  • You need to write custom objects

  • You need access to things which are not exposed to VBA or Lisp

  • You require more speed than can be had using VBA or Lisp

  • Your workplace requires applications be developed in C or C++

  • You need to use libraries external to AutoCAD which are only available to C or C++


  • You are most comfortable working in VBA

  • You need to use a dialogs

  • You need to interface with Windows or one of the Microsoft office programs like Excel

  • You are new to developing for AutoCAD or are new to developing period

  • You require maximum speed of development time yet are not overly worried about application speed

  • You know you are going to need a lot of help from Autodesk getting your application written


  • The world ended and there are no other tools available

  • You are most comfortable working in Lisp

  • You are working with an AutoCAD version prior to 2000

  • You are working in one of those gray areas in AutoCAD where Lisp can do something that would require a huge amount of VB knowledge to accomplish the same thing.

  • Your workplace requires it

  • Your workplace may need to interface existing Lisp libraries with your tool

  • You enjoy pain

  • You don't need any dialogs or graphical user interaction other than the command line/screen pics in your application

  • Parens make you happy (oh look here come the men in white coats for you now)

Now I will provide what you all come here for really. Free code. Yes, that's right we know that's why you really read this stuff isn't it. So since you suffered through the above I suppose I shall have to reward you with free code so that you come back. In each of the three API's I show a way to edit the first editable attribute in a block reference. The use of "command" will not be seen here as that is a huge pet peeve of mine. If you are using "command" you are not programming you are scripting and they are two completely separate things.

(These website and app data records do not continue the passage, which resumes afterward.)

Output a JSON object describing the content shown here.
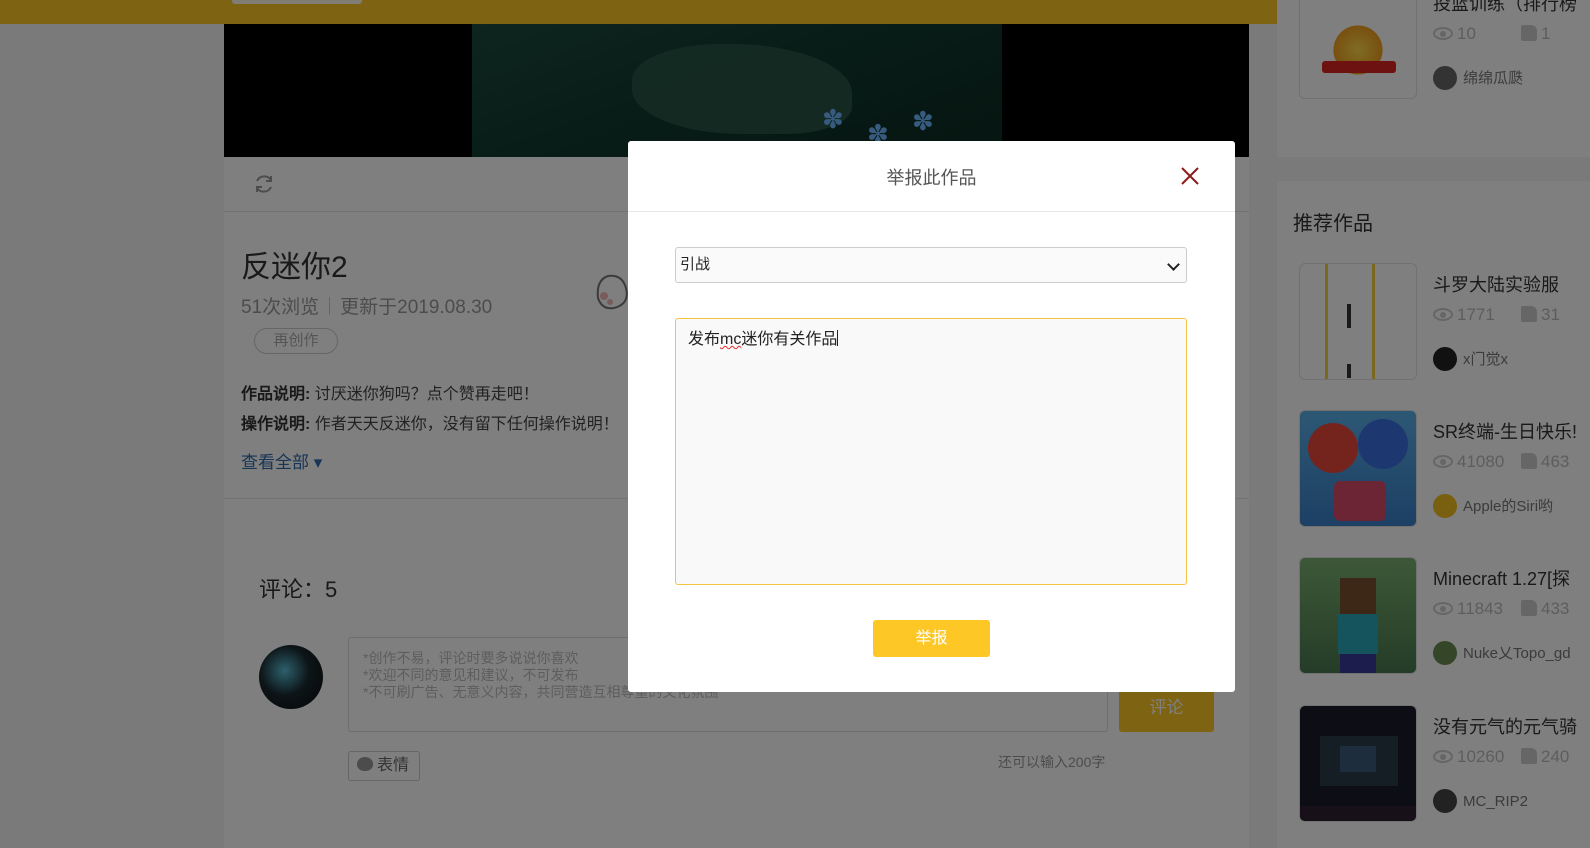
{
  "page": {
    "work_title": "反迷你2",
    "views": "51次浏览",
    "updated": "更新于2019.08.30",
    "recreate_label": "再创作",
    "desc_label": "作品说明:",
    "desc_text": "讨厌迷你狗吗？点个赞再走吧！",
    "ops_label": "操作说明:",
    "ops_text": "作者天天反迷你，没有留下任何操作说明！",
    "see_all": "查看全部 ▾",
    "comments_title": "评论：5",
    "comment_placeholder_1": "*创作不易，评论时要多说说你喜欢",
    "comment_placeholder_2": "*欢迎不同的意见和建议，不可发布",
    "comment_placeholder_3": "*不可刷广告、无意义内容，共同营造互相尊重的文化氛围",
    "comment_submit": "评论",
    "emoji_label": "表情",
    "remaining": "还可以输入200字"
  },
  "sidebar": {
    "top_item": {
      "name": "投篮训练（排行榜",
      "views": "10",
      "likes": "1",
      "author": "绵绵瓜瓞"
    },
    "rec_title": "推荐作品",
    "items": [
      {
        "name": "斗罗大陆实验服",
        "views": "1771",
        "likes": "31",
        "author": "x门觉x"
      },
      {
        "name": "SR终端-生日快乐!",
        "views": "41080",
        "likes": "463",
        "author": "Apple的Siri哟"
      },
      {
        "name": "Minecraft 1.27[探",
        "views": "11843",
        "likes": "433",
        "author": "Nuke乂Topo_gd"
      },
      {
        "name": "没有元气的元气骑",
        "views": "10260",
        "likes": "240",
        "author": "MC_RIP2"
      }
    ]
  },
  "modal": {
    "title": "举报此作品",
    "reason_selected": "引战",
    "text_part1": "发布",
    "text_misspelled": "mc",
    "text_part2": "迷你有关作品",
    "submit_label": "举报"
  },
  "colors": {
    "accent": "#fdc825",
    "close_icon": "#8b1a1a",
    "link": "#2e6aa8",
    "textarea_border": "#f4c542"
  }
}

void chngAtt()
	ads_name entres;
	ads_point ptres;
	AcDbObjectId _Id, _attId;
	AcDbObjectIterator *pIttr = NULL;
	if(acedEntSel("Select a Block Reference", entres, ptres) != RTNORM )
		//Selection failed
	acdbGetObjectId(_Id, entres);
	AcDbObjectPointer pRef(_Id,AcDb::kForRead);
		//Open failed
	pIttr = pRef->attributeIterator();

		_attId = pIttr->objectId();
		AcDbObjectPointer pAtt(_attId,AcDb::kForWrite);
			pAtt->setTextString("We changed this");
	delete pIttr;

Option Explicit
Sub chngAtt()
Dim objEnt As AcadObject
Dim objRef As AcadBlockReference
Dim varAtts As Variant
Dim objAtt As AcadAttributeReference
Dim emptyPt As Variant

ThisDrawing.Utility.GetEntity objEnt, emptyPt, "Select Block: "
If objEnt.ObjectName = "AcDbBlockReference" Then
    Set objRef = objEnt
    If objRef.HasAttributes Then
        varAtts = objRef.GetAttributes
        Set objAtt = varAtts(0)
        objAtt.TextString = "We changed this"
    End If
End If

End Sub

(defun C:chngAtt ()
(setq Mainent (entsel))
(setq entList (entget (car Mainent)))
(setq entAtt (entget (entnext (cdr (assoc -1 entList)))))
(setq entNewAttVal
(subst (cons 1 "We changed this") (assoc 1 entAtt) entAtt)
(entmod entNewAttVal)
(entupd (car Mainent))
The AutoLisp/Visual Lisp/VBA Resource Website

Copyright 1999-Perpetuity by AfraLisp

All rights reserved.
Information in this document is subject to change without notice.
Site created and maintained by Kenny Ramage

The AutoLisp/Visual Lisp/VBA Resource Website